I suggest that this multifariousness allured Twain to electrical power. As a writer who wanted to express the capacious and sometimes contradictory experiences of human life, Twain believed that metaphors drawn from electricity would enable him to signify multiple ideas simultaneously. In my first book chapter, I trace his depictions of electrical energy from his earliest germane journal entries through the published version of the novel. In every case, he depicts electricity as uniquely enthralling for its polysemy. I argue that we can best understand Twain’s distinctive depictions of electricity if we disentangle them from his representations of other inventions—including the electrically powered telephone and telegraph. Crucially, I suggest that this focus on electricity can help us to explain why Twain’s contemporaries saw A Connecticut Yankee in King Arthur’s Court (1889) as an affirmative depiction of democracy and war, although critics came to read this novel more cynically after 1960.
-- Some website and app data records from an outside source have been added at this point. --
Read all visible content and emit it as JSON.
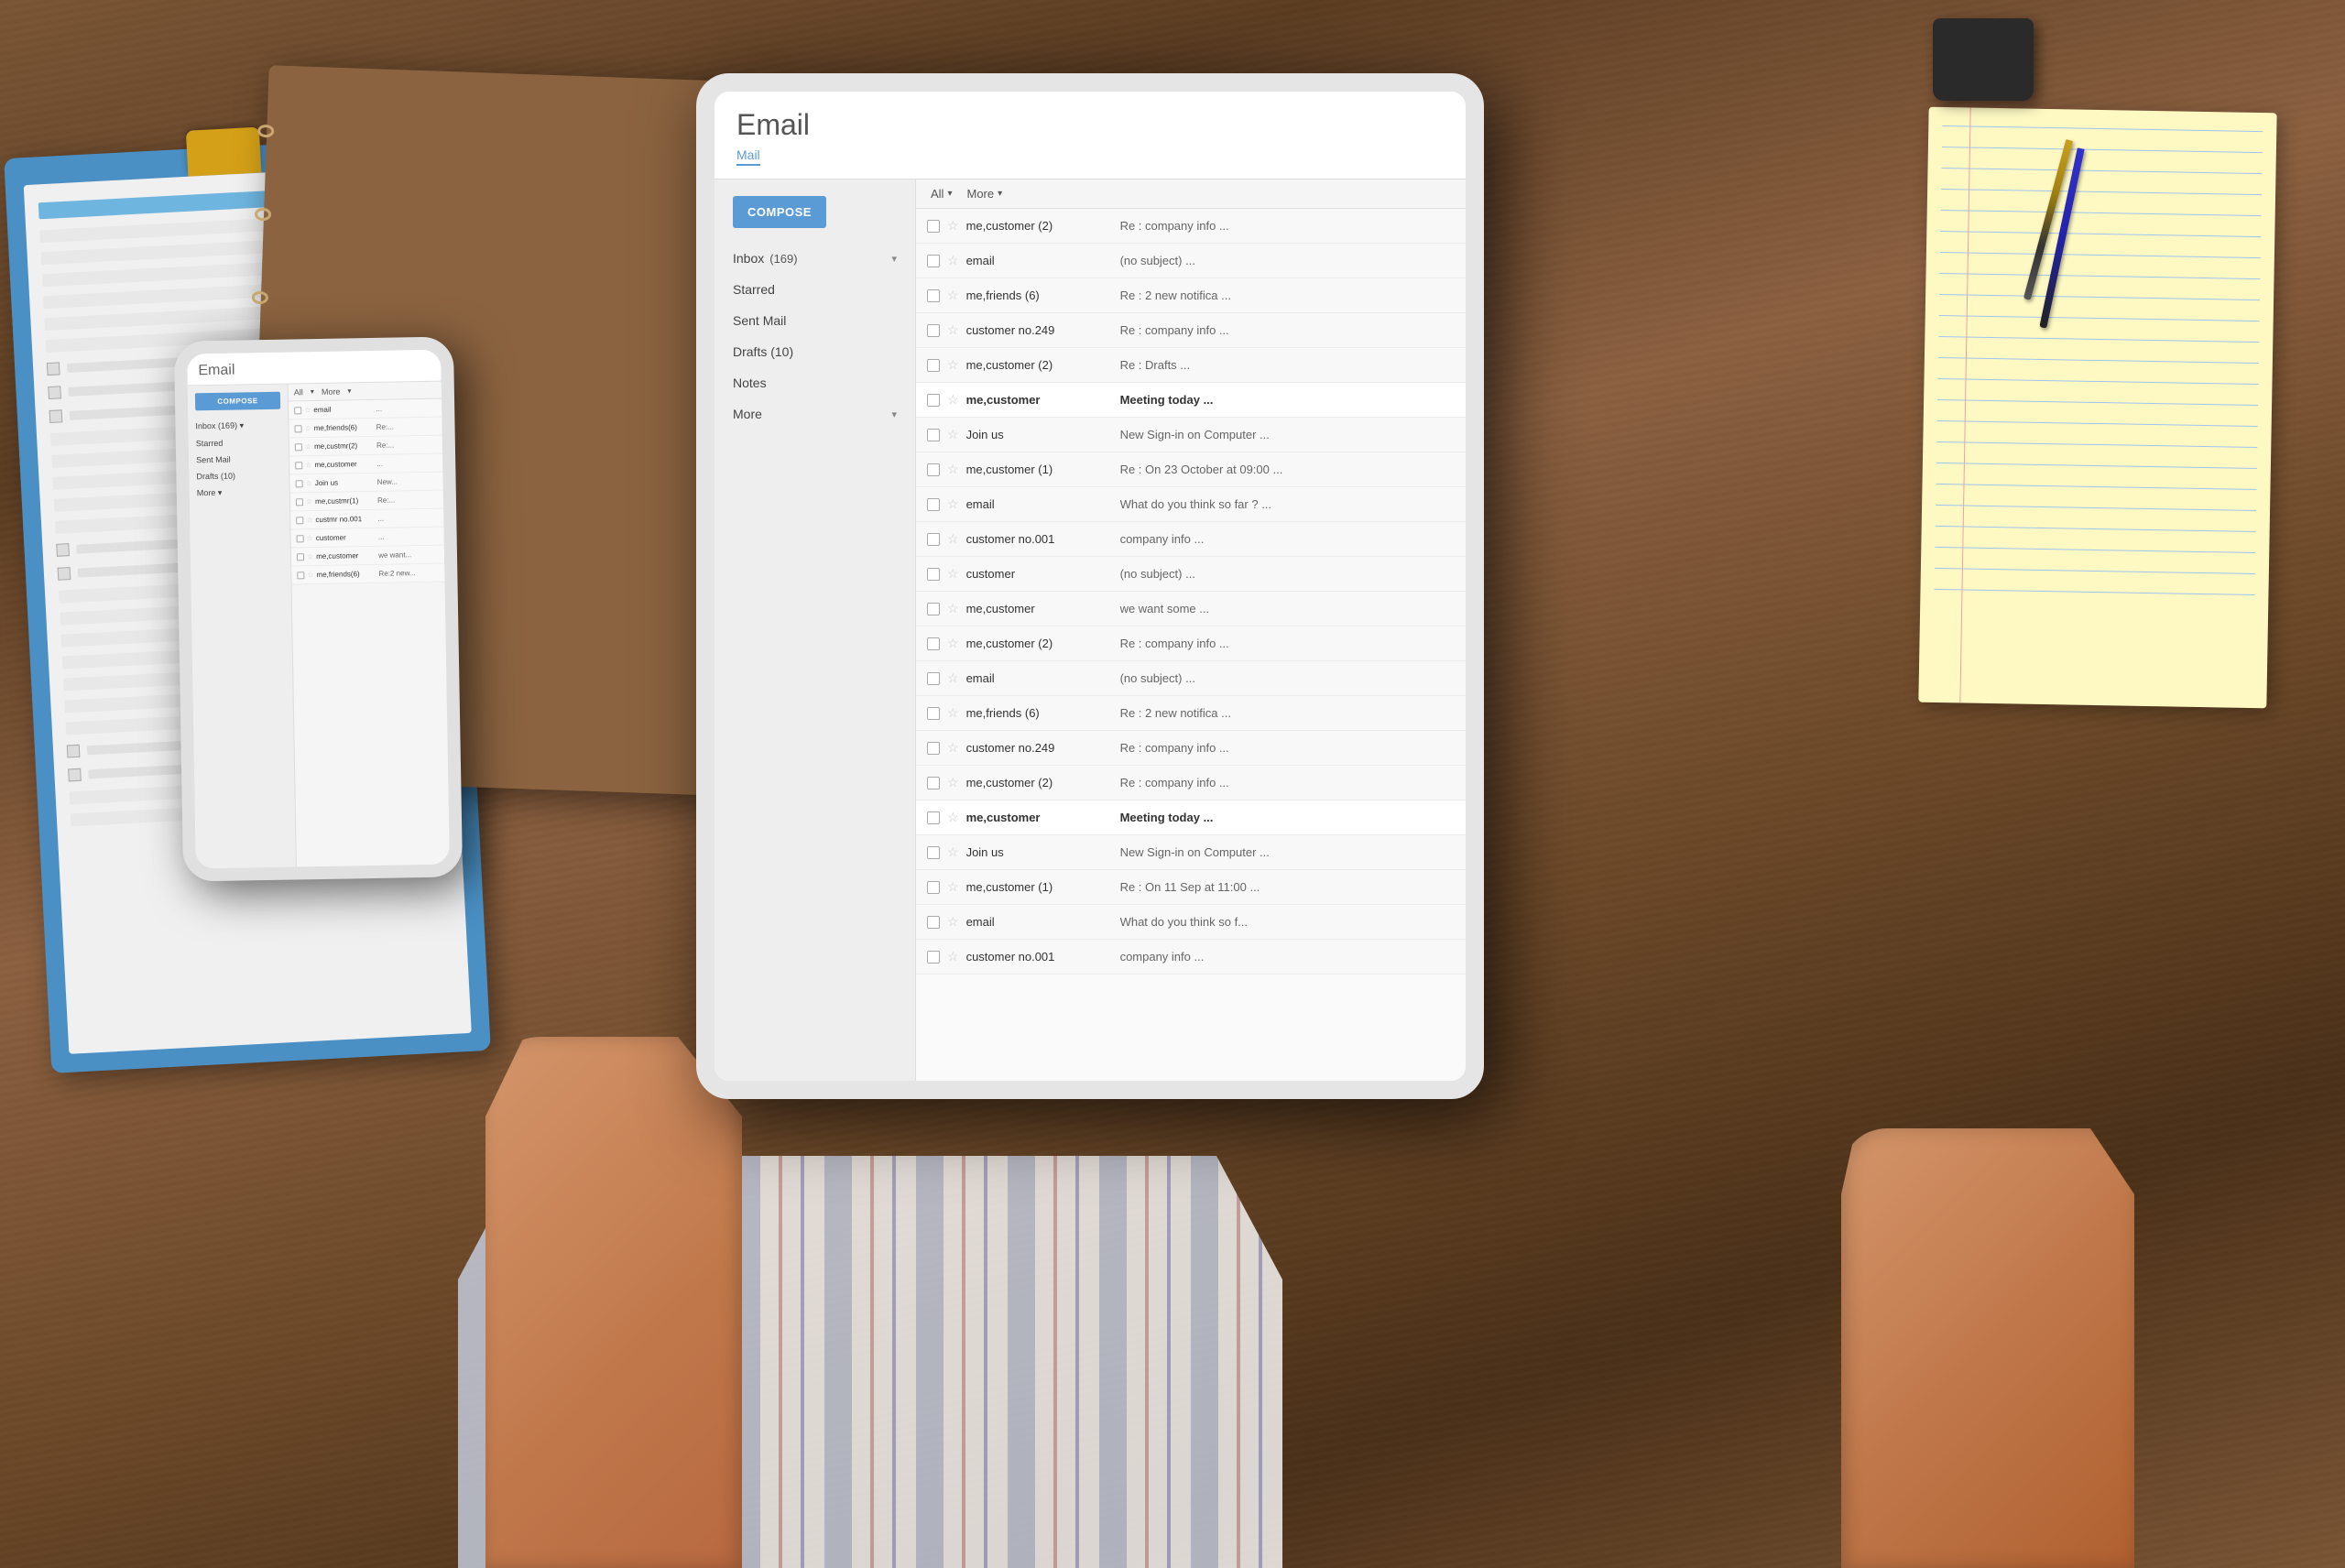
{
  "background": {
    "color": "#5a3d25"
  },
  "app": {
    "title": "Email"
  },
  "tablet": {
    "header": {
      "title": "Email"
    },
    "nav": {
      "mail_label": "Mail",
      "all_filter": "All",
      "more_filter": "More"
    },
    "sidebar": {
      "compose_label": "COMPOSE",
      "items": [
        {
          "label": "Inbox",
          "count": "(169)",
          "has_chevron": true
        },
        {
          "label": "Starred",
          "count": "",
          "has_chevron": false
        },
        {
          "label": "Sent Mail",
          "count": "",
          "has_chevron": false
        },
        {
          "label": "Drafts",
          "count": "(10)",
          "has_chevron": false
        },
        {
          "label": "Notes",
          "count": "",
          "has_chevron": false
        },
        {
          "label": "More",
          "count": "",
          "has_chevron": true
        }
      ]
    },
    "emails": [
      {
        "sender": "me,customer (2)",
        "subject": "Re : company info ...",
        "read": false
      },
      {
        "sender": "email",
        "subject": "(no subject) ...",
        "read": true
      },
      {
        "sender": "me,friends (6)",
        "subject": "Re : 2 new notifica ...",
        "read": true
      },
      {
        "sender": "customer no.249",
        "subject": "Re : company info ...",
        "read": true
      },
      {
        "sender": "me,customer (2)",
        "subject": "Re : Drafts ...",
        "read": true
      },
      {
        "sender": "me,customer",
        "subject": "Meeting today ...",
        "read": false
      },
      {
        "sender": "Join us",
        "subject": "New Sign-in on Computer ...",
        "read": true
      },
      {
        "sender": "me,customer (1)",
        "subject": "Re : On 23 October at 09:00 ...",
        "read": true
      },
      {
        "sender": "email",
        "subject": "What do you think so far ? ...",
        "read": true
      },
      {
        "sender": "customer no.001",
        "subject": "company info ...",
        "read": true
      },
      {
        "sender": "customer",
        "subject": "(no subject) ...",
        "read": true
      },
      {
        "sender": "me,customer",
        "subject": "we want some ...",
        "read": true
      },
      {
        "sender": "me,customer (2)",
        "subject": "Re : company info ...",
        "read": false
      },
      {
        "sender": "email",
        "subject": "(no subject) ...",
        "read": true
      },
      {
        "sender": "me,friends (6)",
        "subject": "Re : 2 new notifica ...",
        "read": true
      },
      {
        "sender": "customer no.249",
        "subject": "Re : company info ...",
        "read": true
      },
      {
        "sender": "me,customer (2)",
        "subject": "Re : company info ...",
        "read": true
      },
      {
        "sender": "me,customer",
        "subject": "Meeting today ...",
        "read": false
      },
      {
        "sender": "Join us",
        "subject": "New Sign-in on Computer ...",
        "read": true
      },
      {
        "sender": "me,customer (1)",
        "subject": "Re : On 11 Sep at 11:00 ...",
        "read": true
      },
      {
        "sender": "email",
        "subject": "What do you think so f...",
        "read": true
      },
      {
        "sender": "customer no.001",
        "subject": "company info ...",
        "read": true
      }
    ]
  },
  "phone": {
    "header": {
      "title": "Email"
    },
    "sidebar": {
      "compose_label": "COMPOSE",
      "items": [
        {
          "label": "Inbox (169)"
        },
        {
          "label": "Starred"
        },
        {
          "label": "Sent Mail"
        },
        {
          "label": "Drafts (10)"
        },
        {
          "label": "More"
        }
      ]
    },
    "toolbar": {
      "all": "All",
      "more": "More"
    },
    "emails": [
      {
        "sender": "email",
        "subject": "..."
      },
      {
        "sender": "me, friends (6)",
        "subject": "Re : ..."
      },
      {
        "sender": "me, customer (2)",
        "subject": "Re : ..."
      },
      {
        "sender": "me, customer",
        "subject": "..."
      },
      {
        "sender": "Join us",
        "subject": "New ..."
      },
      {
        "sender": "me, customer (1)",
        "subject": "Re : ..."
      },
      {
        "sender": "customer no.001",
        "subject": "..."
      },
      {
        "sender": "customer",
        "subject": "..."
      },
      {
        "sender": "me, customer",
        "subject": "..."
      },
      {
        "sender": "me,friends (6)",
        "subject": "Re : ..."
      }
    ]
  }
}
My book does not focus on a single author. In addition to my chapter on Mark Twain and my discussion of him in my Introduction, Power Lines includes a chapter on the electric chair, which compares novels by Theodore Dreiser and Gertrude Atherton to periodical coverage of electric executions; a chapter on Charlotte Perkins Gilman and electric medicine; a chapter on Jack London and long-distance electrical power transmission; a chapter on Ralph Ellison, Lewis Mumford, and changing ideas about humanism; and, finally, a conclusion that discusses how this archive comprises a usable past that we can learn from today. Still, as the focus of my first chapter, Twain is a touchstone I return to throughout the book. I carefully trace how the rhetorical strategies he uses to describe electricity—or to describe other aspects of human life by drawing analogies to electricity—inspire the techniques of the writers who succeed him. In addition to analyzing Twain and chronicling his role in the history of technology, my chapter also includes a literary historiography that traces how criticism of A Connecticut Yankee evolved over the years. While I focus on electricity in this novel, in particular, I hope that my framework will also be useful for understanding other elements of his fun and fascinating body of work.